━━━━━ Given information ━━━━━
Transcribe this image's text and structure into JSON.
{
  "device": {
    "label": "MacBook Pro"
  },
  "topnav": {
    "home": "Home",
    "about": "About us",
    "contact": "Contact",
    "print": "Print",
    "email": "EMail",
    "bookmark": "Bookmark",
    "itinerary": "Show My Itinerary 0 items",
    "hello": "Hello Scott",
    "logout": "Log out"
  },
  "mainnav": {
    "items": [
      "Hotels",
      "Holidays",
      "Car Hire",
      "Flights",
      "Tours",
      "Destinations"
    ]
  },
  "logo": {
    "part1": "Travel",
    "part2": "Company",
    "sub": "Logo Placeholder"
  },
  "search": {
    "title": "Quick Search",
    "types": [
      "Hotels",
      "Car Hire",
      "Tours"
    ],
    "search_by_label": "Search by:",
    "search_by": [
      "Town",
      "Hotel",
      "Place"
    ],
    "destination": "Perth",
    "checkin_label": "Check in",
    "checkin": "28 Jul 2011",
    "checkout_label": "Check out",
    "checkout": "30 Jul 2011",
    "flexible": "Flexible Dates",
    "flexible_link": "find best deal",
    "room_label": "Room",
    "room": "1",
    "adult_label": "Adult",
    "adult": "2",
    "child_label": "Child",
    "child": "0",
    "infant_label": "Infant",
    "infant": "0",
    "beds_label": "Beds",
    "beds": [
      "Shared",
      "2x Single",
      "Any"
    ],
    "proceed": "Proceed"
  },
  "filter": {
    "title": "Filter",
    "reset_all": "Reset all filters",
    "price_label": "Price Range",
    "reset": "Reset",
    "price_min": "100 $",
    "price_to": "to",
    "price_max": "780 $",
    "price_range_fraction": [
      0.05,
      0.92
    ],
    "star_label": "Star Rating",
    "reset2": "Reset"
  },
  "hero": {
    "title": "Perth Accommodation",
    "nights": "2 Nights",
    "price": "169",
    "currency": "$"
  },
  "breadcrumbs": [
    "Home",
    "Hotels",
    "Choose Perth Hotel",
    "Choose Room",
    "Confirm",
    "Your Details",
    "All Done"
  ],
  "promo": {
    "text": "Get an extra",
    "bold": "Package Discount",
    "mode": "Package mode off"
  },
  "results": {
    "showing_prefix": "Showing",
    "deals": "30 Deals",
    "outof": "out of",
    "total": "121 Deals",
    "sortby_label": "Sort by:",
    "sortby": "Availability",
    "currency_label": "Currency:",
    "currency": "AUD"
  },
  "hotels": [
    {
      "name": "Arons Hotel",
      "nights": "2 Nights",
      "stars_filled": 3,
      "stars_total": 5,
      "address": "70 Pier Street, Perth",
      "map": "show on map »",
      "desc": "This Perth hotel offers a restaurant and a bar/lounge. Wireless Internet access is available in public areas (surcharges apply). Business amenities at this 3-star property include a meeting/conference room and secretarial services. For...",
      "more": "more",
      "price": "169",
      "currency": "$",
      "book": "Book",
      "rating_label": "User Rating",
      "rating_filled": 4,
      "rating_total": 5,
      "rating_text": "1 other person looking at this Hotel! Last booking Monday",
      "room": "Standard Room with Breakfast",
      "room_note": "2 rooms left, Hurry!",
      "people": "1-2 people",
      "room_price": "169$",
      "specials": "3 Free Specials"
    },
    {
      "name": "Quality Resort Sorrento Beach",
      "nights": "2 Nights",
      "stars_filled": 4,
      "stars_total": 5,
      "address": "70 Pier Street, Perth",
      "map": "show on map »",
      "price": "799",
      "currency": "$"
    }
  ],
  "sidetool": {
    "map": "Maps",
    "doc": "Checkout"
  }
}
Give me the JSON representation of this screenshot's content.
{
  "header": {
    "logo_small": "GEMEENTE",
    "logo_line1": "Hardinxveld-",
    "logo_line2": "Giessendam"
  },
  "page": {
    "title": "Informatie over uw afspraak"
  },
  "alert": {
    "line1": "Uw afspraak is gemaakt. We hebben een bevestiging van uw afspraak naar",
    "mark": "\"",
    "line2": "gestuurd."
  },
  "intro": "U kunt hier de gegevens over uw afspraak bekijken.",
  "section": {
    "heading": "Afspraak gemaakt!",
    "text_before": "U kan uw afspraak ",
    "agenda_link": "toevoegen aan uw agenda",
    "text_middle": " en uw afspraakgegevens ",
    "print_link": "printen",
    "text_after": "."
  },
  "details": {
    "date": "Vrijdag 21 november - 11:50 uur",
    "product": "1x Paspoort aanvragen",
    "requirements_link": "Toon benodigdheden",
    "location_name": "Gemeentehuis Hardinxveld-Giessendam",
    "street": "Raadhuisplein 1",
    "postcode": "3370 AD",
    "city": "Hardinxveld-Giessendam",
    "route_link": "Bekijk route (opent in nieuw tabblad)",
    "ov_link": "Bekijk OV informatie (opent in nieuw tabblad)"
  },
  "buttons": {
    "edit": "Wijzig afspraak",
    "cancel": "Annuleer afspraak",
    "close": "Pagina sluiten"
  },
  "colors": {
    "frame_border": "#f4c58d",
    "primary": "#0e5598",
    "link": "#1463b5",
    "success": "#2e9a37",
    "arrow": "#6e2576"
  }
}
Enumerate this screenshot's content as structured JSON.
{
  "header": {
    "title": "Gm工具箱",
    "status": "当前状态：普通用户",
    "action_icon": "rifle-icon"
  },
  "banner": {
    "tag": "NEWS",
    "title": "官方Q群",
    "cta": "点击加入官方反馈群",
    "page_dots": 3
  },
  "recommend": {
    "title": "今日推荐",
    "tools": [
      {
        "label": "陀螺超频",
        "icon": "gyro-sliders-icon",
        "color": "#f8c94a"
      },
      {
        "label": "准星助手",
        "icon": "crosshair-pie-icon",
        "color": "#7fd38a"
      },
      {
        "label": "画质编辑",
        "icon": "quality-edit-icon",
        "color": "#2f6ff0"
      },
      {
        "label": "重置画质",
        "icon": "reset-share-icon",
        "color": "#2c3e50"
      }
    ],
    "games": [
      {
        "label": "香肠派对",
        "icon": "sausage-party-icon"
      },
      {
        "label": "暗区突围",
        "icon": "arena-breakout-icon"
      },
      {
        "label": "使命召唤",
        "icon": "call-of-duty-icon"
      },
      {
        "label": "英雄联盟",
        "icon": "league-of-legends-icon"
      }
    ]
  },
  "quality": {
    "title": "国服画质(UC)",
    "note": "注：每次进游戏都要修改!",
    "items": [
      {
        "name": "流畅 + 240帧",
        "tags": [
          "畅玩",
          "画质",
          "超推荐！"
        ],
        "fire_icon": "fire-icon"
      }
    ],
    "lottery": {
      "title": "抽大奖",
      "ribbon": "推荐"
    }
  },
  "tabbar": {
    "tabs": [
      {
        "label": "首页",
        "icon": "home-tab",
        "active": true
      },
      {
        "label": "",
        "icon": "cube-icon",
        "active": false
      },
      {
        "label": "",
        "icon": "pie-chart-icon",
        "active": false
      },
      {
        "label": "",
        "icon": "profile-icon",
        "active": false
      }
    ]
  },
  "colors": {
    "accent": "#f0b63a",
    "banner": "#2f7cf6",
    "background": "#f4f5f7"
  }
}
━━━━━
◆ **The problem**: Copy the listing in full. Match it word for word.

◆ **Task response**:
Transcribe this image's text and structure into JSON.
{
  "device": {
    "label": "MacBook Pro"
  },
  "topnav": {
    "home": "Home",
    "about": "About us",
    "contact": "Contact",
    "print": "Print",
    "email": "EMail",
    "bookmark": "Bookmark",
    "itinerary": "Show My Itinerary 0 items",
    "hello": "Hello Scott",
    "logout": "Log out"
  },
  "mainnav": {
    "items": [
      "Hotels",
      "Holidays",
      "Car Hire",
      "Flights",
      "Tours",
      "Destinations"
    ]
  },
  "logo": {
    "part1": "Travel",
    "part2": "Company",
    "sub": "Logo Placeholder"
  },
  "search": {
    "title": "Quick Search",
    "types": [
      "Hotels",
      "Car Hire",
      "Tours"
    ],
    "search_by_label": "Search by:",
    "search_by": [
      "Town",
      "Hotel",
      "Place"
    ],
    "destination": "Perth",
    "checkin_label": "Check in",
    "checkin": "28 Jul 2011",
    "checkout_label": "Check out",
    "checkout": "30 Jul 2011",
    "flexible": "Flexible Dates",
    "flexible_link": "find best deal",
    "room_label": "Room",
    "room": "1",
    "adult_label": "Adult",
    "adult": "2",
    "child_label": "Child",
    "child": "0",
    "infant_label": "Infant",
    "infant": "0",
    "beds_label": "Beds",
    "beds": [
      "Shared",
      "2x Single",
      "Any"
    ],
    "proceed": "Proceed"
  },
  "filter": {
    "title": "Filter",
    "reset_all": "Reset all filters",
    "price_label": "Price Range",
    "reset": "Reset",
    "price_min": "100 $",
    "price_to": "to",
    "price_max": "780 $",
    "price_range_fraction": [
      0.05,
      0.92
    ],
    "star_label": "Star Rating",
    "reset2": "Reset"
  },
  "hero": {
    "title": "Perth Accommodation",
    "nights": "2 Nights",
    "price": "169",
    "currency": "$"
  },
  "breadcrumbs": [
    "Home",
    "Hotels",
    "Choose Perth Hotel",
    "Choose Room",
    "Confirm",
    "Your Details",
    "All Done"
  ],
  "promo": {
    "text": "Get an extra",
    "bold": "Package Discount",
    "mode": "Package mode off"
  },
  "results": {
    "showing_prefix": "Showing",
    "deals": "30 Deals",
    "outof": "out of",
    "total": "121 Deals",
    "sortby_label": "Sort by:",
    "sortby": "Availability",
    "currency_label": "Currency:",
    "currency": "AUD"
  },
  "hotels": [
    {
      "name": "Arons Hotel",
      "nights": "2 Nights",
      "stars_filled": 3,
      "stars_total": 5,
      "address": "70 Pier Street, Perth",
      "map": "show on map »",
      "desc": "This Perth hotel offers a restaurant and a bar/lounge. Wireless Internet access is available in public areas (surcharges apply). Business amenities at this 3-star property include a meeting/conference room and secretarial services. For...",
      "more": "more",
      "price": "169",
      "currency": "$",
      "book": "Book",
      "rating_label": "User Rating",
      "rating_filled": 4,
      "rating_total": 5,
      "rating_text": "1 other person looking at this Hotel! Last booking Monday",
      "room": "Standard Room with Breakfast",
      "room_note": "2 rooms left, Hurry!",
      "people": "1-2 people",
      "room_price": "169$",
      "specials": "3 Free Specials"
    },
    {
      "name": "Quality Resort Sorrento Beach",
      "nights": "2 Nights",
      "stars_filled": 4,
      "stars_total": 5,
      "address": "70 Pier Street, Perth",
      "map": "show on map »",
      "price": "799",
      "currency": "$"
    }
  ],
  "sidetool": {
    "map": "Maps",
    "doc": "Checkout"
  }
}
Give me the JSON representation of this screenshot's content.
{
  "header": {
    "logo_small": "GEMEENTE",
    "logo_line1": "Hardinxveld-",
    "logo_line2": "Giessendam"
  },
  "page": {
    "title": "Informatie over uw afspraak"
  },
  "alert": {
    "line1": "Uw afspraak is gemaakt. We hebben een bevestiging van uw afspraak naar",
    "mark": "\"",
    "line2": "gestuurd."
  },
  "intro": "U kunt hier de gegevens over uw afspraak bekijken.",
  "section": {
    "heading": "Afspraak gemaakt!",
    "text_before": "U kan uw afspraak ",
    "agenda_link": "toevoegen aan uw agenda",
    "text_middle": " en uw afspraakgegevens ",
    "print_link": "printen",
    "text_after": "."
  },
  "details": {
    "date": "Vrijdag 21 november - 11:50 uur",
    "product": "1x Paspoort aanvragen",
    "requirements_link": "Toon benodigdheden",
    "location_name": "Gemeentehuis Hardinxveld-Giessendam",
    "street": "Raadhuisplein 1",
    "postcode": "3370 AD",
    "city": "Hardinxveld-Giessendam",
    "route_link": "Bekijk route (opent in nieuw tabblad)",
    "ov_link": "Bekijk OV informatie (opent in nieuw tabblad)"
  },
  "buttons": {
    "edit": "Wijzig afspraak",
    "cancel": "Annuleer afspraak",
    "close": "Pagina sluiten"
  },
  "colors": {
    "frame_border": "#f4c58d",
    "primary": "#0e5598",
    "link": "#1463b5",
    "success": "#2e9a37",
    "arrow": "#6e2576"
  }
}
Enumerate this screenshot's content as structured JSON.
{
  "header": {
    "title": "Gm工具箱",
    "status": "当前状态：普通用户",
    "action_icon": "rifle-icon"
  },
  "banner": {
    "tag": "NEWS",
    "title": "官方Q群",
    "cta": "点击加入官方反馈群",
    "page_dots": 3
  },
  "recommend": {
    "title": "今日推荐",
    "tools": [
      {
        "label": "陀螺超频",
        "icon": "gyro-sliders-icon",
        "color": "#f8c94a"
      },
      {
        "label": "准星助手",
        "icon": "crosshair-pie-icon",
        "color": "#7fd38a"
      },
      {
        "label": "画质编辑",
        "icon": "quality-edit-icon",
        "color": "#2f6ff0"
      },
      {
        "label": "重置画质",
        "icon": "reset-share-icon",
        "color": "#2c3e50"
      }
    ],
    "games": [
      {
        "label": "香肠派对",
        "icon": "sausage-party-icon"
      },
      {
        "label": "暗区突围",
        "icon": "arena-breakout-icon"
      },
      {
        "label": "使命召唤",
        "icon": "call-of-duty-icon"
      },
      {
        "label": "英雄联盟",
        "icon": "league-of-legends-icon"
      }
    ]
  },
  "quality": {
    "title": "国服画质(UC)",
    "note": "注：每次进游戏都要修改!",
    "items": [
      {
        "name": "流畅 + 240帧",
        "tags": [
          "畅玩",
          "画质",
          "超推荐！"
        ],
        "fire_icon": "fire-icon"
      }
    ],
    "lottery": {
      "title": "抽大奖",
      "ribbon": "推荐"
    }
  },
  "tabbar": {
    "tabs": [
      {
        "label": "首页",
        "icon": "home-tab",
        "active": true
      },
      {
        "label": "",
        "icon": "cube-icon",
        "active": false
      },
      {
        "label": "",
        "icon": "pie-chart-icon",
        "active": false
      },
      {
        "label": "",
        "icon": "profile-icon",
        "active": false
      }
    ]
  },
  "colors": {
    "accent": "#f0b63a",
    "banner": "#2f7cf6",
    "background": "#f4f5f7"
  }
}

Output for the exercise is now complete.